§ YOUR GOAL
In the lines below, count those containing the word "content" and give the number alone.

App and web page records
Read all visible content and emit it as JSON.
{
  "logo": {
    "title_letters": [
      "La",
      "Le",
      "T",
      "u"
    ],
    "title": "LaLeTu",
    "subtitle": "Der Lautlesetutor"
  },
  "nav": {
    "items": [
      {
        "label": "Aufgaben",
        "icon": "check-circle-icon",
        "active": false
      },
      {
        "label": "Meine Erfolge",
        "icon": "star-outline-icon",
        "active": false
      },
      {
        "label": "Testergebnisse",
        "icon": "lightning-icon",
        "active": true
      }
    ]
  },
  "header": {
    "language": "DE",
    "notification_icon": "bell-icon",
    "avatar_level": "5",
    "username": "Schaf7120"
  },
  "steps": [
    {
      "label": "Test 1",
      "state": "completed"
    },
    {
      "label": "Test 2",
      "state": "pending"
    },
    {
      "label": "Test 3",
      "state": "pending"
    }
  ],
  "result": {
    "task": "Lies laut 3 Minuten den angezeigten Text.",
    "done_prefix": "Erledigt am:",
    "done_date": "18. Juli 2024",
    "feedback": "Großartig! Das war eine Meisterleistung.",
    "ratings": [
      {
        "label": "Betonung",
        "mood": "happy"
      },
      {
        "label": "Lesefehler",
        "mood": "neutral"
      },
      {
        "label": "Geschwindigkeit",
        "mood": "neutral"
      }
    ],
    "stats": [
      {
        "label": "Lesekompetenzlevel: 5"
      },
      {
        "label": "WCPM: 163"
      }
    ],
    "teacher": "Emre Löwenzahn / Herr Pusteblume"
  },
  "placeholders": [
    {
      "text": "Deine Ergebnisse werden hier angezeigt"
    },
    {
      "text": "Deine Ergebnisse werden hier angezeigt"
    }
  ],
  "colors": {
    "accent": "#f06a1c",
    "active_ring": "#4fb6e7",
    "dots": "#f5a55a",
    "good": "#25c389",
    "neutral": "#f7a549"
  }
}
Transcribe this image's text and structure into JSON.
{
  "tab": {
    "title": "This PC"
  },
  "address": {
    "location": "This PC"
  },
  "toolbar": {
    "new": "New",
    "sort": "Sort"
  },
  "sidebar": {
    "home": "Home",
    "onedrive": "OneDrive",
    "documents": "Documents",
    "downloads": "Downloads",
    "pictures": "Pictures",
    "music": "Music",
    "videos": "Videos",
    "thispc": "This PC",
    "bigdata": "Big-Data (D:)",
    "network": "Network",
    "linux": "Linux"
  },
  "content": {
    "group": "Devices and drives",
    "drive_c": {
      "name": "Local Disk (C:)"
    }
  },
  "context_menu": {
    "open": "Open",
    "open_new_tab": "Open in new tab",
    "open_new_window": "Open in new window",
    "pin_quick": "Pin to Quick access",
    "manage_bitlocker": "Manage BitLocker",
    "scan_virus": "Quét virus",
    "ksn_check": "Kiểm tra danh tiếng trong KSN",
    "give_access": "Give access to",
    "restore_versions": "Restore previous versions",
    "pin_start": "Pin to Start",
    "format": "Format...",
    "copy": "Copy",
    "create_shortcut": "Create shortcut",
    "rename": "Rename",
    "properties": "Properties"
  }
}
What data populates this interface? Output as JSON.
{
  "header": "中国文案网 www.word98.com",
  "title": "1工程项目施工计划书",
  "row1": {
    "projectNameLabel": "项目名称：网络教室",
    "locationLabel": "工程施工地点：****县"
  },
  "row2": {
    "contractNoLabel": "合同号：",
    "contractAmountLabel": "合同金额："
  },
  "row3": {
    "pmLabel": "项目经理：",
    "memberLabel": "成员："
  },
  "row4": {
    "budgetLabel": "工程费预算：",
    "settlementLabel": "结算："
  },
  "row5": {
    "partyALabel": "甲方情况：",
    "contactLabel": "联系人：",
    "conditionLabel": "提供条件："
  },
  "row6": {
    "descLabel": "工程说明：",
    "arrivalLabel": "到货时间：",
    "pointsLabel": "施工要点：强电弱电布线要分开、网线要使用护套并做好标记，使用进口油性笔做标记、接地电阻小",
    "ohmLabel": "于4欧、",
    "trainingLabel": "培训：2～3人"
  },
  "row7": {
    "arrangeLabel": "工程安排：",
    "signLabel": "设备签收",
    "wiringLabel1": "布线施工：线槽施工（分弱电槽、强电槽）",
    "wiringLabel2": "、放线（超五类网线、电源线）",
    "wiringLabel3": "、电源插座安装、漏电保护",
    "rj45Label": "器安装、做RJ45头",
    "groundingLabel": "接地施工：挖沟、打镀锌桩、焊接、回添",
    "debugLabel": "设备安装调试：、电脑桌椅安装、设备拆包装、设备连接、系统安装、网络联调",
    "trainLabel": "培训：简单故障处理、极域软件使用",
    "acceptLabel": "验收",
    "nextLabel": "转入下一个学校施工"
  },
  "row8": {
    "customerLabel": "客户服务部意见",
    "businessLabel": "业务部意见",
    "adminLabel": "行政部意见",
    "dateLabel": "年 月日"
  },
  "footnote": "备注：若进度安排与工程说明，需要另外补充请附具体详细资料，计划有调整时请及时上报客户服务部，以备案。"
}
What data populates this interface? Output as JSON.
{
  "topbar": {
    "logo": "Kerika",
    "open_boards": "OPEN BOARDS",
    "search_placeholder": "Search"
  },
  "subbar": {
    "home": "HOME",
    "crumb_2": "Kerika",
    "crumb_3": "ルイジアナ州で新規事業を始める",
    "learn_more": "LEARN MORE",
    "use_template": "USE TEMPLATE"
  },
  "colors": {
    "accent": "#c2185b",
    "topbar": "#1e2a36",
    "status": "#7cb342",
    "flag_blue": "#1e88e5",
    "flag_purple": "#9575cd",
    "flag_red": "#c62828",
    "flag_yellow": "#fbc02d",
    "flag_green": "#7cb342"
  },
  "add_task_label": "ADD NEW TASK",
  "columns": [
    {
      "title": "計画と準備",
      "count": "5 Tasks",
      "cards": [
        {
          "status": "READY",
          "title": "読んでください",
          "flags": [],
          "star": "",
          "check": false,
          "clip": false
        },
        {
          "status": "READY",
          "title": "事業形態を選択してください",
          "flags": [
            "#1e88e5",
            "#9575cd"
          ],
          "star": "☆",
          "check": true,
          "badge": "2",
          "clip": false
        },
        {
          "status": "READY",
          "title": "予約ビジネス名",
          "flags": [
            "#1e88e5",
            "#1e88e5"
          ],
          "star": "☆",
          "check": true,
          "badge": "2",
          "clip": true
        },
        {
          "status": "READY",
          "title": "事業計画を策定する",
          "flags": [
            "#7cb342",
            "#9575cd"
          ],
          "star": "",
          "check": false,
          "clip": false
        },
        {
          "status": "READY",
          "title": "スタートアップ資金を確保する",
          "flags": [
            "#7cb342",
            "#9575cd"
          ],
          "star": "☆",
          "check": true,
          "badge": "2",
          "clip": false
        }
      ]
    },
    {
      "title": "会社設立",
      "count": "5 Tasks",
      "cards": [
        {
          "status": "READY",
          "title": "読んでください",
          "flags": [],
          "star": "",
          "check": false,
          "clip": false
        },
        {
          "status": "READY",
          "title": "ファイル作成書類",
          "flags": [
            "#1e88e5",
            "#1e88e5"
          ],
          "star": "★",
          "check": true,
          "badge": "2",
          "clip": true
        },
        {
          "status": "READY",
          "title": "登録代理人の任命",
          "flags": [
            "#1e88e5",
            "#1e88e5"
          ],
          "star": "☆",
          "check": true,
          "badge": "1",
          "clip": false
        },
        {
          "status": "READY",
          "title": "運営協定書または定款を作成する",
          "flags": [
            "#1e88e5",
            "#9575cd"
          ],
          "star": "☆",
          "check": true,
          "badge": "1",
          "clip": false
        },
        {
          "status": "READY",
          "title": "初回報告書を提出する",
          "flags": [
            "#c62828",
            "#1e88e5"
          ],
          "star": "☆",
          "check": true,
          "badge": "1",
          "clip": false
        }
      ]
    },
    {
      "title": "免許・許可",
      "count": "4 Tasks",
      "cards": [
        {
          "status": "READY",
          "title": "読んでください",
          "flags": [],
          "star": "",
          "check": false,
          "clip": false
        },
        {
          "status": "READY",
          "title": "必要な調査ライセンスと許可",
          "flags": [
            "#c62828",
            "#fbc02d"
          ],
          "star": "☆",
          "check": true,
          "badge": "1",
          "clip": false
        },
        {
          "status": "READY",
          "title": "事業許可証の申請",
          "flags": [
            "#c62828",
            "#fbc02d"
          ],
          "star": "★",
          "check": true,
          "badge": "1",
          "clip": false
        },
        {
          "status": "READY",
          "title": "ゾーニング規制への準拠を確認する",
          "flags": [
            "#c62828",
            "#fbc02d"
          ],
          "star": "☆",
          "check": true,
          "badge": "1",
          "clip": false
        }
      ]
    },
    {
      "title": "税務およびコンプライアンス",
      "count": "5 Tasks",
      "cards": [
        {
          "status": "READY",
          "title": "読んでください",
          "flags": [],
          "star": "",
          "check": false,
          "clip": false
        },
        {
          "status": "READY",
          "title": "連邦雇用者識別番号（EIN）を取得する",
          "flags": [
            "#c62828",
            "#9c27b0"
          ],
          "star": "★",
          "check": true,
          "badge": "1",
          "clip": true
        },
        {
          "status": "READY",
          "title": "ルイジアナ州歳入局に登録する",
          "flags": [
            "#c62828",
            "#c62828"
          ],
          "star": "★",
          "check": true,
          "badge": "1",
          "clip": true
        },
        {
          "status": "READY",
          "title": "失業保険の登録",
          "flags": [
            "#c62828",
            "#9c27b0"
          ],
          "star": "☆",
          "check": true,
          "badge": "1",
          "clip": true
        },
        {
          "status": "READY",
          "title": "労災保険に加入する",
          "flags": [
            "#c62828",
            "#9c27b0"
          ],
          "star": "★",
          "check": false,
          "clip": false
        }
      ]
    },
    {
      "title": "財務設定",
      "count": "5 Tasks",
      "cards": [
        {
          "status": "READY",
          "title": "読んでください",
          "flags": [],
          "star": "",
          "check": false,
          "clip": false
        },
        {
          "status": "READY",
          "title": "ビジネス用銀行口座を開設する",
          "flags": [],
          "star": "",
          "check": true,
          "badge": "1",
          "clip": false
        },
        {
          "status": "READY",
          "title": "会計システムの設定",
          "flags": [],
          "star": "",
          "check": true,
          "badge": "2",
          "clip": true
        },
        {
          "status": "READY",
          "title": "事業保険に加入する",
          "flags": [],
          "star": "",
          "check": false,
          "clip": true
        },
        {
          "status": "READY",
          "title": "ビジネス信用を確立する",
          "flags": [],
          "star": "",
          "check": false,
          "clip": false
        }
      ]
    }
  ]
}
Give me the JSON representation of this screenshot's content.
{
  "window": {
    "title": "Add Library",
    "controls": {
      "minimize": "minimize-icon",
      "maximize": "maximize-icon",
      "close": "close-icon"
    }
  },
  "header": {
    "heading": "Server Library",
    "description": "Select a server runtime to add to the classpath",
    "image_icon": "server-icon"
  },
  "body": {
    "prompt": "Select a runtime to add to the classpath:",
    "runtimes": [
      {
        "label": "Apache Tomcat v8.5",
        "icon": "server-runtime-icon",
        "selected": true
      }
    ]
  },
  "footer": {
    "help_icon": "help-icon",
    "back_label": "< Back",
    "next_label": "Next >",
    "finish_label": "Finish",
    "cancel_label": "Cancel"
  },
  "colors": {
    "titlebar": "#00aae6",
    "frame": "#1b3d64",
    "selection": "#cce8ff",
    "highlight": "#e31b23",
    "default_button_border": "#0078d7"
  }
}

§ ANSWER TO THIS PROBLEM
3